=== Supplied records ===

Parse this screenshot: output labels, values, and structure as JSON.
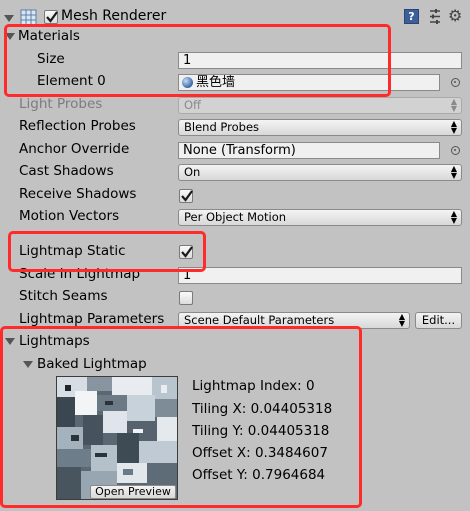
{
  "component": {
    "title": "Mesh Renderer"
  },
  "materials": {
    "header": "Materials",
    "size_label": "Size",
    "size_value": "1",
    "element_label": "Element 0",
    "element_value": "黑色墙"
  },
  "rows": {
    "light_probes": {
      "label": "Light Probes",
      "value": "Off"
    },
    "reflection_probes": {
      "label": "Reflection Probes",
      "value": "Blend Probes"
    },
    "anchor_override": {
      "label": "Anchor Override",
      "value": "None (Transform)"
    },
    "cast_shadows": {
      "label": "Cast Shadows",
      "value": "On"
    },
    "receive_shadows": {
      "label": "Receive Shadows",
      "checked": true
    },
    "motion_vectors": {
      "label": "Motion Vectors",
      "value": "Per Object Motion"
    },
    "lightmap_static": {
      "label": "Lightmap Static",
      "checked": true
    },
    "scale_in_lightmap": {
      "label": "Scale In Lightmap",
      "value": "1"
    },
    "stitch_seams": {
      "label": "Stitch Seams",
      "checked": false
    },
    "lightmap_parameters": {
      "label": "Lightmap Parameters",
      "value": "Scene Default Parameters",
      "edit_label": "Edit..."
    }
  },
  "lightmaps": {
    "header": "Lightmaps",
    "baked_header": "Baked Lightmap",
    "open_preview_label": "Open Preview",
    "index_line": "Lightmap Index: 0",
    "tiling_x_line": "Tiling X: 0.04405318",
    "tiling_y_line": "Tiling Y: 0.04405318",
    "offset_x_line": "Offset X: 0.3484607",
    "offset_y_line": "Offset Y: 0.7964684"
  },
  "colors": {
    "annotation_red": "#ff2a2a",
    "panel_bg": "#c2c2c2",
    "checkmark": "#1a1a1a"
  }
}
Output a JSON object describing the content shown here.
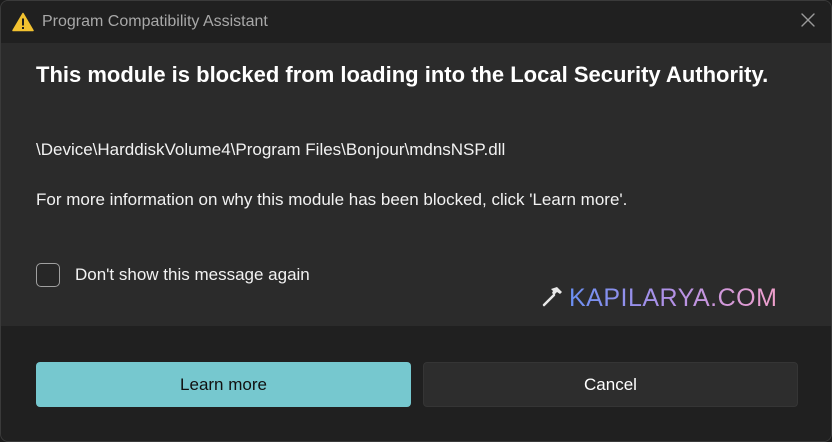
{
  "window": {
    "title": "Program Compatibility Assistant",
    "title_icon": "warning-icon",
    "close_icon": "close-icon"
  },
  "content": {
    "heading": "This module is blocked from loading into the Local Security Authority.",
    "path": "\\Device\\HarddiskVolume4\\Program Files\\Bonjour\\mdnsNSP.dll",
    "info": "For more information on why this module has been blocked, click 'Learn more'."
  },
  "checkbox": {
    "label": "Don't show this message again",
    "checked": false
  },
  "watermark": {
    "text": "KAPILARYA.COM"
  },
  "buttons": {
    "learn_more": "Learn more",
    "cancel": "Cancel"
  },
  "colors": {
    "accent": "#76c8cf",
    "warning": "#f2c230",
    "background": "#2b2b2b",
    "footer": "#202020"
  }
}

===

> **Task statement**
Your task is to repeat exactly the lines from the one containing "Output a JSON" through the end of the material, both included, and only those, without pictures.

> **Answer section**
Output a JSON object describing the content shown here.
{
  "window": {
    "title": "Program Compatibility Assistant",
    "title_icon": "warning-icon",
    "close_icon": "close-icon"
  },
  "content": {
    "heading": "This module is blocked from loading into the Local Security Authority.",
    "path": "\\Device\\HarddiskVolume4\\Program Files\\Bonjour\\mdnsNSP.dll",
    "info": "For more information on why this module has been blocked, click 'Learn more'."
  },
  "checkbox": {
    "label": "Don't show this message again",
    "checked": false
  },
  "watermark": {
    "text": "KAPILARYA.COM"
  },
  "buttons": {
    "learn_more": "Learn more",
    "cancel": "Cancel"
  },
  "colors": {
    "accent": "#76c8cf",
    "warning": "#f2c230",
    "background": "#2b2b2b",
    "footer": "#202020"
  }
}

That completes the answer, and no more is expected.